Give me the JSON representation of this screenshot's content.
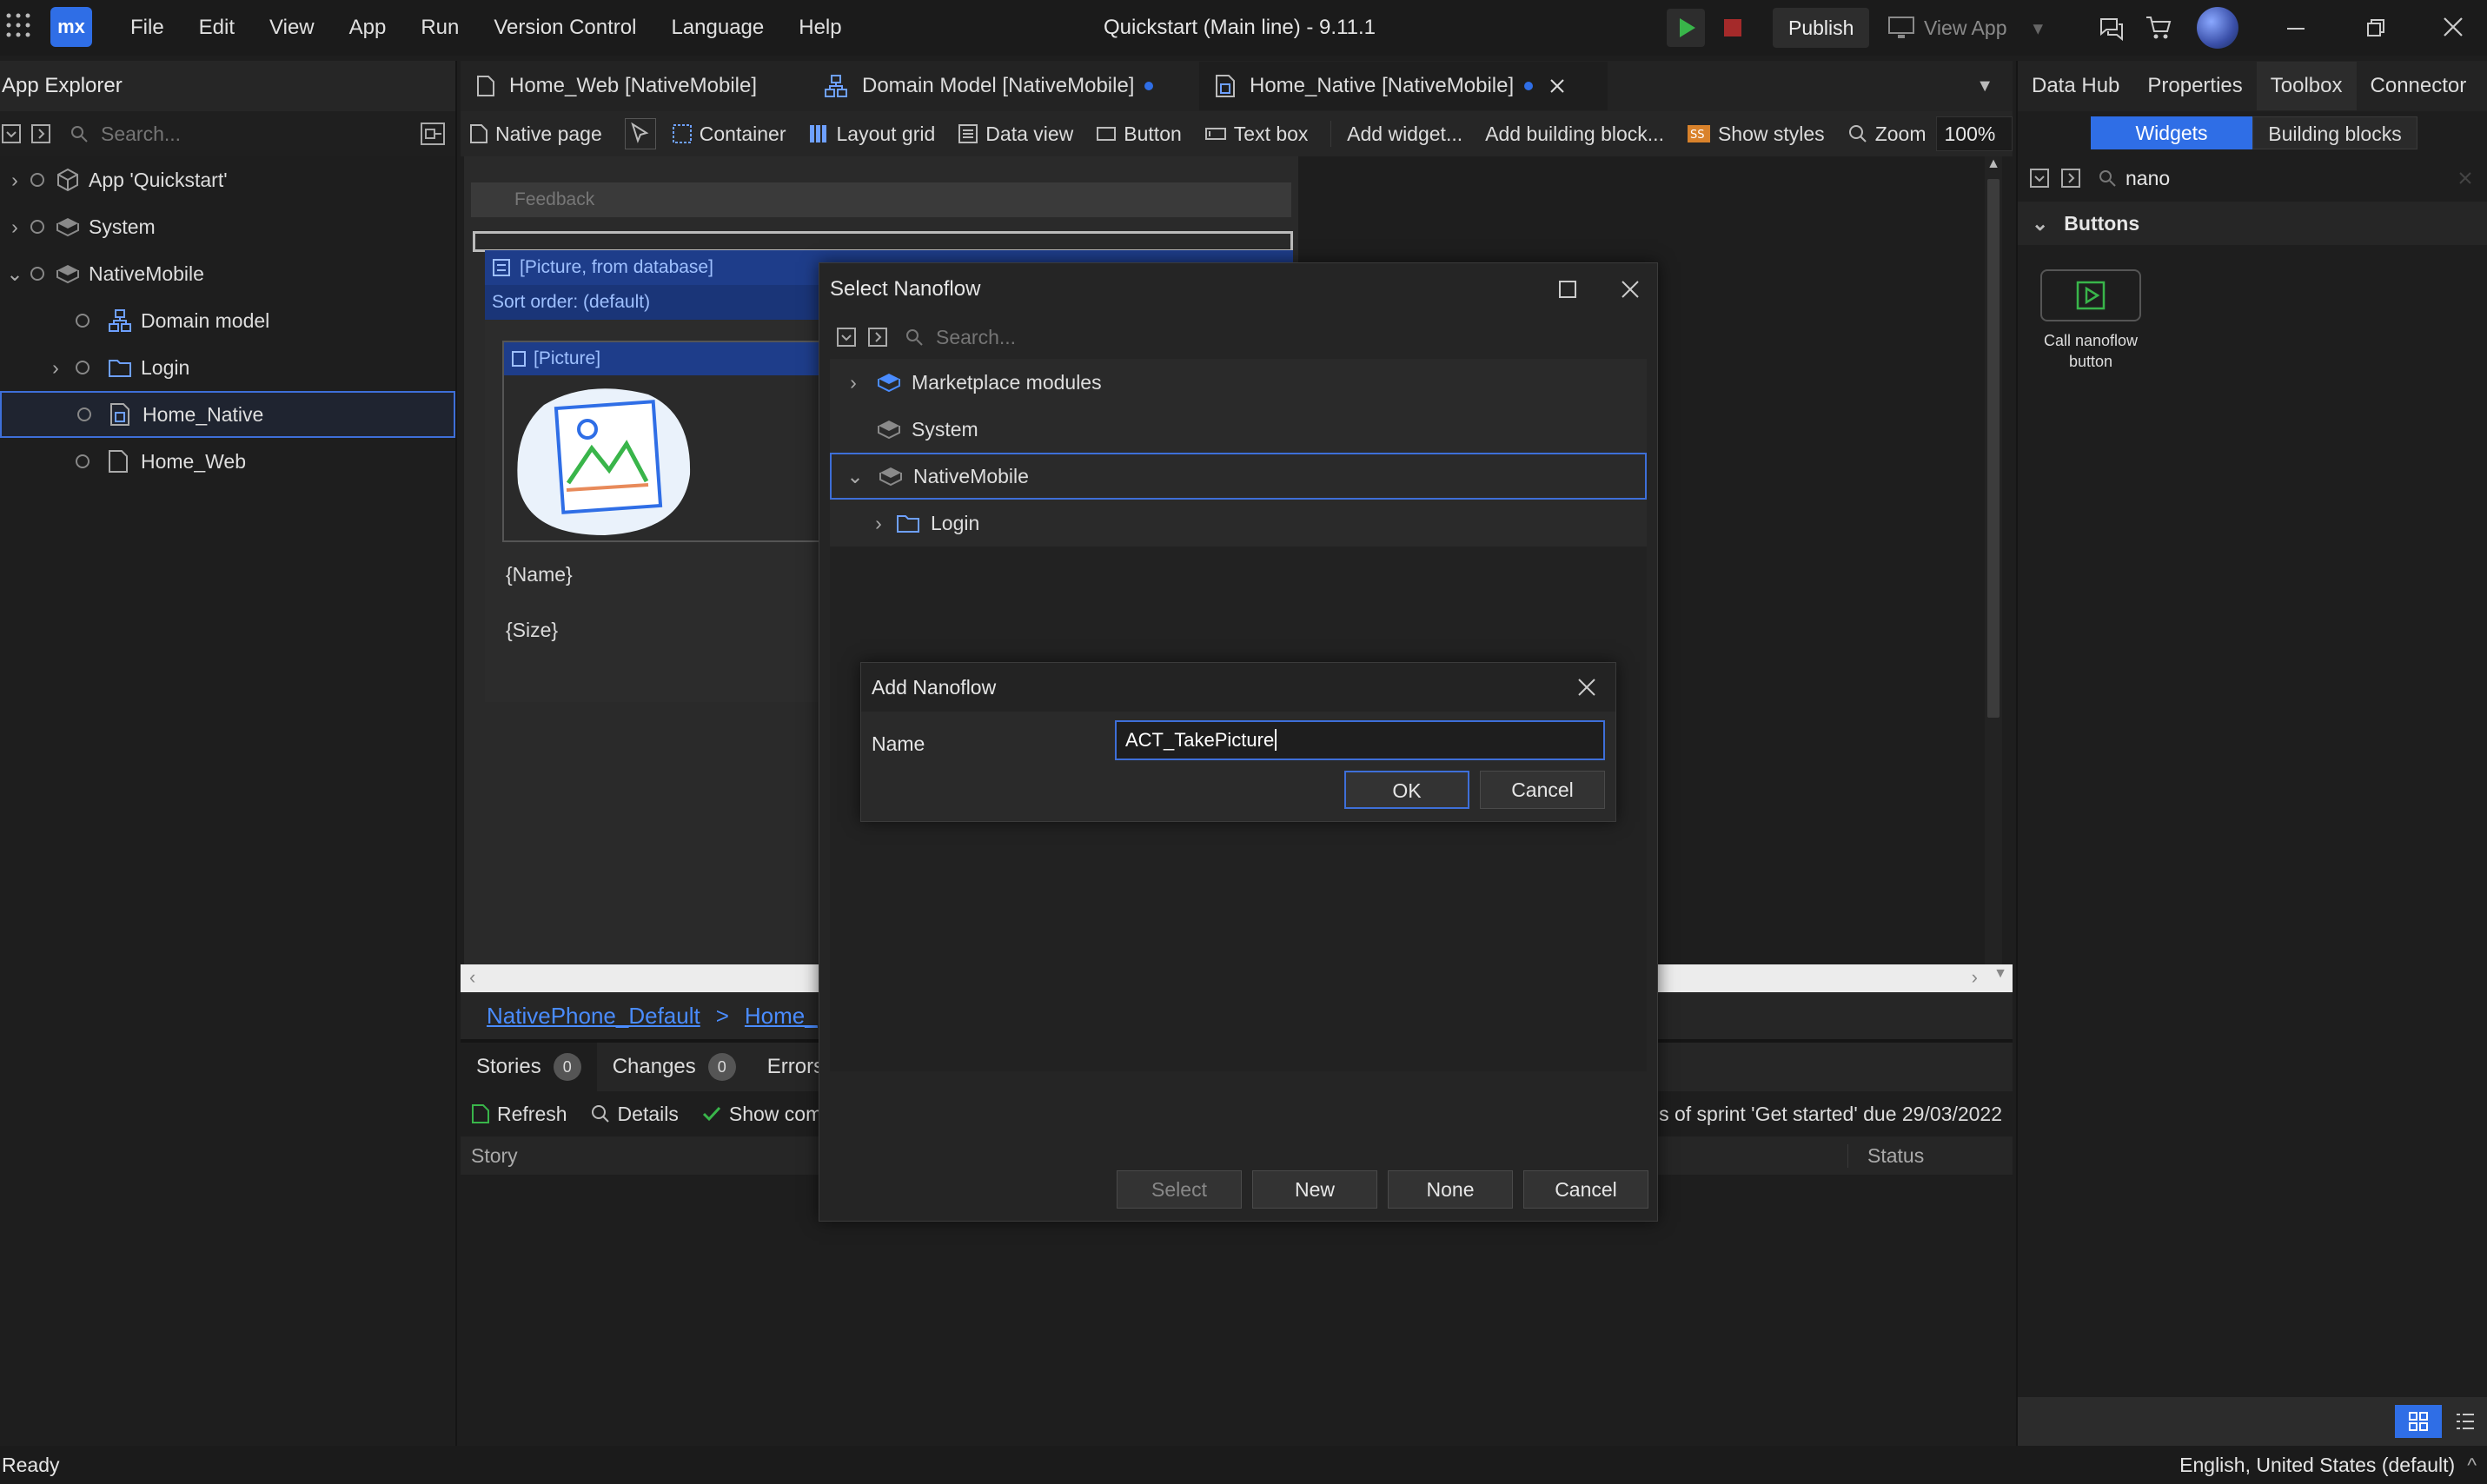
{
  "title_bar": {
    "logo": "mx",
    "menu": [
      "File",
      "Edit",
      "View",
      "App",
      "Run",
      "Version Control",
      "Language",
      "Help"
    ],
    "title": "Quickstart (Main line)  -  9.11.1",
    "publish_label": "Publish",
    "view_app_label": "View App"
  },
  "app_explorer": {
    "title": "App Explorer",
    "search_placeholder": "Search...",
    "tree": [
      {
        "label": "App 'Quickstart'",
        "icon": "app-icon"
      },
      {
        "label": "System",
        "icon": "module-icon"
      },
      {
        "label": "NativeMobile",
        "icon": "module-icon"
      },
      {
        "label": "Domain model",
        "icon": "domain-model-icon"
      },
      {
        "label": "Login",
        "icon": "folder-icon"
      },
      {
        "label": "Home_Native",
        "icon": "page-icon"
      },
      {
        "label": "Home_Web",
        "icon": "page-icon"
      }
    ]
  },
  "doc_tabs": [
    {
      "label": "Home_Web [NativeMobile]"
    },
    {
      "label": "Domain Model [NativeMobile]"
    },
    {
      "label": "Home_Native [NativeMobile]"
    }
  ],
  "editor_toolbar": {
    "items": [
      "Native page",
      "Container",
      "Layout grid",
      "Data view",
      "Button",
      "Text box",
      "Add widget...",
      "Add building block...",
      "Show styles",
      "Zoom"
    ],
    "zoom_value": "100%"
  },
  "canvas": {
    "feedback": "Feedback",
    "list_view_label": "[Picture, from database]",
    "sort_order": "Sort order: (default)",
    "picture_label": "[Picture]",
    "name_field": "{Name}",
    "size_field": "{Size}"
  },
  "breadcrumb": {
    "layout": "NativePhone_Default",
    "sep": ">",
    "page": "Home_"
  },
  "bottom_panel": {
    "tabs": [
      {
        "label": "Stories",
        "count": "0"
      },
      {
        "label": "Changes",
        "count": "0"
      },
      {
        "label": "Errors",
        "count": ""
      }
    ],
    "refresh": "Refresh",
    "details": "Details",
    "show_comp": "Show comp",
    "sprint_text": "s of sprint 'Get started' due 29/03/2022",
    "col_story": "Story",
    "col_status": "Status"
  },
  "right_panel": {
    "tabs": [
      "Data Hub",
      "Properties",
      "Toolbox",
      "Connector"
    ],
    "subtabs": [
      "Widgets",
      "Building blocks"
    ],
    "search_value": "nano",
    "section": "Buttons",
    "widget_label": "Call nanoflow button"
  },
  "select_nanoflow": {
    "title": "Select Nanoflow",
    "search_placeholder": "Search...",
    "tree": [
      {
        "label": "Marketplace modules"
      },
      {
        "label": "System"
      },
      {
        "label": "NativeMobile"
      },
      {
        "label": "Login"
      }
    ],
    "buttons": [
      "Select",
      "New",
      "None",
      "Cancel"
    ]
  },
  "add_nanoflow": {
    "title": "Add Nanoflow",
    "name_label": "Name",
    "name_value": "ACT_TakePicture",
    "ok": "OK",
    "cancel": "Cancel"
  },
  "status_bar": {
    "left": "Ready",
    "right": "English, United States (default)"
  },
  "colors": {
    "accent": "#2f6ee6",
    "selection_border": "#3e6fd8",
    "play_green": "#39b54a",
    "stop_red": "#a52a2a"
  }
}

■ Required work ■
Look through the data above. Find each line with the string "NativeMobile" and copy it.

■ Exercise solution ■
        "label": "NativeMobile",
      "label": "Home_Web [NativeMobile]"
      "label": "Domain Model [NativeMobile]"
      "label": "Home_Native [NativeMobile]"
        "label": "NativeMobile"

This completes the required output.